We’re proud to have joined with Booking.com, Skyscanner, Trip.com Group and Tripadvisor as founding partners of the Travalyst sustainable travel coalition, a partnership working to help travelers make better choices for themselves and the planet, and supporting travel and tourism suppliers to be positioned to make these choices. Recently, Travalyst welcomed Google and Expedia Group as new coalition partners, and announced standardized ways to calculate carbon emissions for air travel.
Visa’s efforts in sustainable travel also apply to our own business travel footprint. In 2021, Visa signed onto the Clean Skies for Tomorrow ambition statement, focused on advancing the availability of sustainable aviation fuel (SAF) in the travel sector.
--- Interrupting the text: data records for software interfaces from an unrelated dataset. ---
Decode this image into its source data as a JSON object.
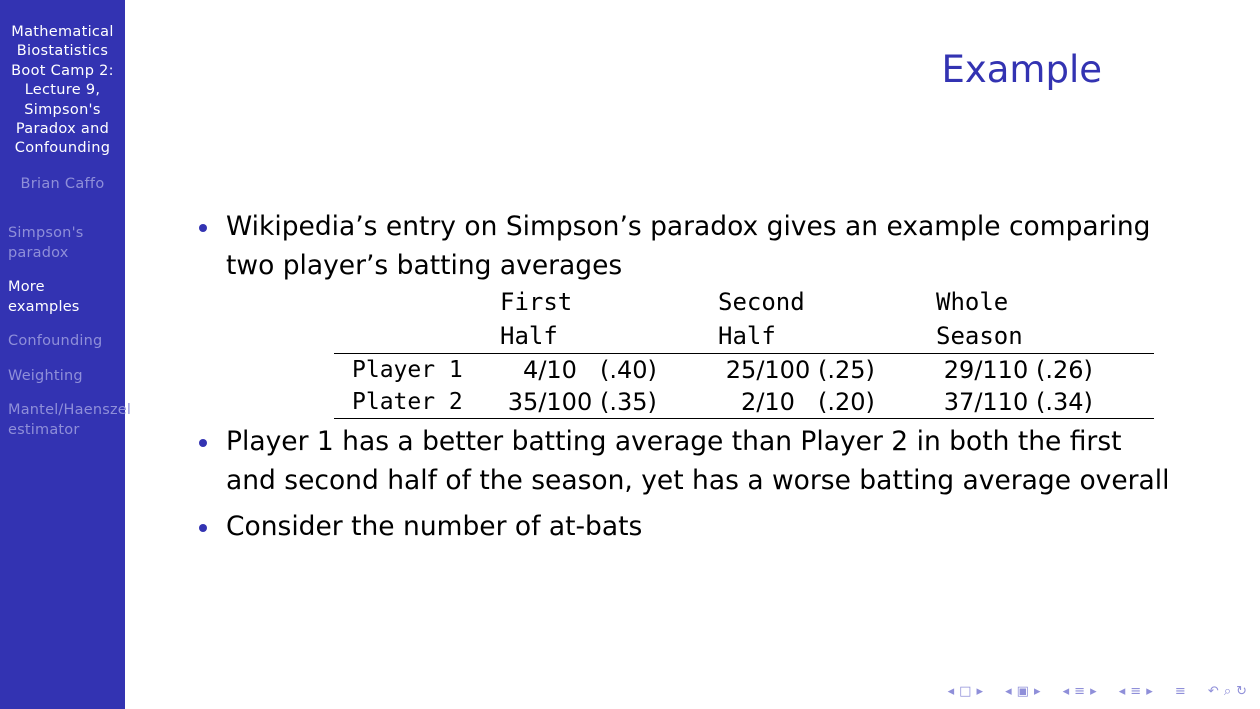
{
  "sidebar": {
    "deck_title_lines": [
      "Mathematical",
      "Biostatistics",
      "Boot Camp 2:",
      "Lecture 9,",
      "Simpson's",
      "Paradox and",
      "Confounding"
    ],
    "author": "Brian Caffo",
    "sections": [
      {
        "lines": [
          "Simpson's",
          "paradox"
        ],
        "active": false
      },
      {
        "lines": [
          "More",
          "examples"
        ],
        "active": true
      },
      {
        "lines": [
          "Confounding"
        ],
        "active": false
      },
      {
        "lines": [
          "Weighting"
        ],
        "active": false
      },
      {
        "lines": [
          "Mantel/Haenszel",
          "estimator"
        ],
        "active": false
      }
    ]
  },
  "frame": {
    "title": "Example",
    "bullets": [
      "Wikipedia’s entry on Simpson’s paradox gives an example comparing two player’s batting averages",
      "Player 1 has a better batting average than Player 2 in both the first and second half of the season, yet has a worse batting average overall",
      "Consider the number of at-bats"
    ]
  },
  "table": {
    "headers": [
      [
        "First",
        "Half"
      ],
      [
        "Second",
        "Half"
      ],
      [
        "Whole",
        "Season"
      ]
    ],
    "rows": [
      {
        "player": "Player 1",
        "cells": [
          {
            "frac": "4/10",
            "avg": "(.40)"
          },
          {
            "frac": "25/100",
            "avg": "(.25)"
          },
          {
            "frac": "29/110",
            "avg": "(.26)"
          }
        ]
      },
      {
        "player": "Plater 2",
        "cells": [
          {
            "frac": "35/100",
            "avg": "(.35)"
          },
          {
            "frac": "2/10",
            "avg": "(.20)"
          },
          {
            "frac": "37/110",
            "avg": "(.34)"
          }
        ]
      }
    ]
  },
  "footer_nav": {
    "icons": [
      "nav-left-icon",
      "frame-icon",
      "nav-right-icon",
      "nav-left-icon",
      "subsection-icon",
      "nav-right-icon",
      "nav-left-icon",
      "section-icon",
      "nav-right-icon",
      "nav-left-icon",
      "section-list-icon",
      "nav-right-icon",
      "align-icon",
      "back-icon",
      "search-icon",
      "refresh-icon"
    ]
  },
  "colors": {
    "accent": "#3333b2",
    "sidebar_dim": "#8f8fd9",
    "bullet": "#3333b2"
  }
}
Putting our words into action, we proudly joined the United Airlines Eco Skies Alliance, a group of organizations focused on accelerating sustainable aviation, and agreed to fund the “green premium” for sustainable aviation fuel in an amount equivalent to that of our employee travel in and out of San Francisco International Airport (SFO) — the hub airport for our headquarters.
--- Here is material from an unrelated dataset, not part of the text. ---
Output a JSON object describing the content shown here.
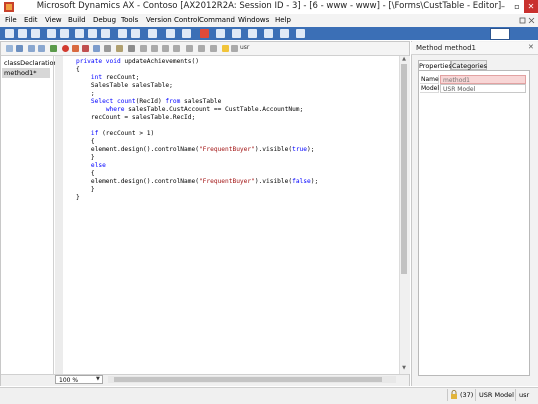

Outside mobility and travel/tourism, an area where we stand to make significant progress in terms of positive environmental impact is in embedding sustainable choices into everyday actions. For a digital payments network like Visa, this means helping consumers and businesses gain greater awareness of the environmental impacts of their spending and understand and gain access to more sustainable choices and behaviors.
Last November, Visa launched the Visa Eco Benefits Bundle, a package of benefits designed to enable and encourage sustainable consumption behaviors on the part of cardholders. From a carbon footprint calculator powered by ecolytiq and designed to help consumers better understand the climate impact of their personal spending, to personalized education for consumers, to expanded rewards programs for sustainable spending behaviors, Visa is taking concrete action to work for sustainability at scale.
We’re excited to see the emerging momentum in embedding sustainability features into payment offerings for consumers and businesses alike. Etihad Airways, First Abu Dhabi Bank and Visa recently announced the world’s first Visa co-branded sustainable credit card proposition to reward sustainable choices. Future launched the Visa FutureCard – the first rewards card that offers 5% cashback on green spending, from shopping for low carbon foods or used fashion items, to taking public transit or charging an EV. Just this month, CarbonPay, a participant in Visa’s Fintech Fast Track Program, launched a prepaid card for businesses in the U.S. and the U.K. that automatically offsets 1kg of CO2 emissions for every $1.50/£1 spent. These are just a few of the ways we’re working with partners to embed sustainability into payment accounts and help inspire and enable green everyday behaviors.
Looking to the future
As we move toward a climate positive future for Visa, we’ll continue working to make sustainable choices easier, and we’ll continue to invest in and partner with organizations working to move the needle for the planet in new and innovative ways. Because in the push for sustainability, there is always more to do.